What the exercise asks: Search the material for the word "suggest" and copy every line in which it occurs.

Extracted data:
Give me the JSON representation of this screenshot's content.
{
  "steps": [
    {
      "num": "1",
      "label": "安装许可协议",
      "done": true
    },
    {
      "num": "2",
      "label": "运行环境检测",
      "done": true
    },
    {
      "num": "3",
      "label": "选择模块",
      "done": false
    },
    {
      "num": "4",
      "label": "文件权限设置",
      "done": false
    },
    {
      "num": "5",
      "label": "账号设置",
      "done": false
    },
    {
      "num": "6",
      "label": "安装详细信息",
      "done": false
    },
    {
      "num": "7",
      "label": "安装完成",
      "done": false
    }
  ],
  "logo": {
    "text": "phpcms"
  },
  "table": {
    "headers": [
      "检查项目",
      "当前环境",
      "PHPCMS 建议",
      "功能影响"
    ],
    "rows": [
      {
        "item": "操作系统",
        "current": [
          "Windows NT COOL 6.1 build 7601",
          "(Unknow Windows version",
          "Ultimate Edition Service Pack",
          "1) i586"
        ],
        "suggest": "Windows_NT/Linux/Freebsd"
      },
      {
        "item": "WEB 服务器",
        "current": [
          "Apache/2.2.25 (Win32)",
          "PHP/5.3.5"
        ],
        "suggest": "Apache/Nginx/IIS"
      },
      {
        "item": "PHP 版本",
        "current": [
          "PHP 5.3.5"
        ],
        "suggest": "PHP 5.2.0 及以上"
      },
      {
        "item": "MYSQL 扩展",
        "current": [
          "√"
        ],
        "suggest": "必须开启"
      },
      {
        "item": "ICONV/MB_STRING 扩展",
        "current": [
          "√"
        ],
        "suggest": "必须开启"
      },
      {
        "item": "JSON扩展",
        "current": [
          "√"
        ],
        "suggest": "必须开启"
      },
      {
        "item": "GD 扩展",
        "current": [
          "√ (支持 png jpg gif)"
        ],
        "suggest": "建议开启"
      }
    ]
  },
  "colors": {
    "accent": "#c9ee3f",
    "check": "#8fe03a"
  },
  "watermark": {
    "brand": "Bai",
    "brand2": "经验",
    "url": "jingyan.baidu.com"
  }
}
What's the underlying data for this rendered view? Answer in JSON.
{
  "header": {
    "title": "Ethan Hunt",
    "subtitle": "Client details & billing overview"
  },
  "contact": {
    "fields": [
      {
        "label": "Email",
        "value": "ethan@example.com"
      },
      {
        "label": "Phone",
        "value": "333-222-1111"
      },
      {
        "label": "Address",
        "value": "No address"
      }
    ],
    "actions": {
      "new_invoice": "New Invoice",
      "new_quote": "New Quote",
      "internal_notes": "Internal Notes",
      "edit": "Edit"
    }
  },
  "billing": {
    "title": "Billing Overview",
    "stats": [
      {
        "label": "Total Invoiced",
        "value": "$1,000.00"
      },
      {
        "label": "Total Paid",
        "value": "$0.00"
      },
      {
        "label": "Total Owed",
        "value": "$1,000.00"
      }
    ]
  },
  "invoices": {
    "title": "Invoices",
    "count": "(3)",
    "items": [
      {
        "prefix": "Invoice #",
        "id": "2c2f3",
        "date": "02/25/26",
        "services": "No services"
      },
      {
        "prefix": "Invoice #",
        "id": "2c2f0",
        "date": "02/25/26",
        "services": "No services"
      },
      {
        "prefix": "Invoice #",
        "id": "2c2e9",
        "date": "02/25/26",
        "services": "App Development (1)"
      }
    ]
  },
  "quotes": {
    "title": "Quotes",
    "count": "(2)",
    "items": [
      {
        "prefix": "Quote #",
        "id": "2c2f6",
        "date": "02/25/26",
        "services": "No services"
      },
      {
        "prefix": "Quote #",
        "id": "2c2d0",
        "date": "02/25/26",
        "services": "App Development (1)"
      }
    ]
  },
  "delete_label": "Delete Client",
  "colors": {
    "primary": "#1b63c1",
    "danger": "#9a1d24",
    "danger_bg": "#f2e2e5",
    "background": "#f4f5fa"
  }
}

Solution below:
        "suggest": "Windows_NT/Linux/Freebsd"
        "suggest": "Apache/Nginx/IIS"
        "suggest": "PHP 5.2.0 及以上"
        "suggest": "必须开启"
        "suggest": "必须开启"
        "suggest": "必须开启"
        "suggest": "建议开启"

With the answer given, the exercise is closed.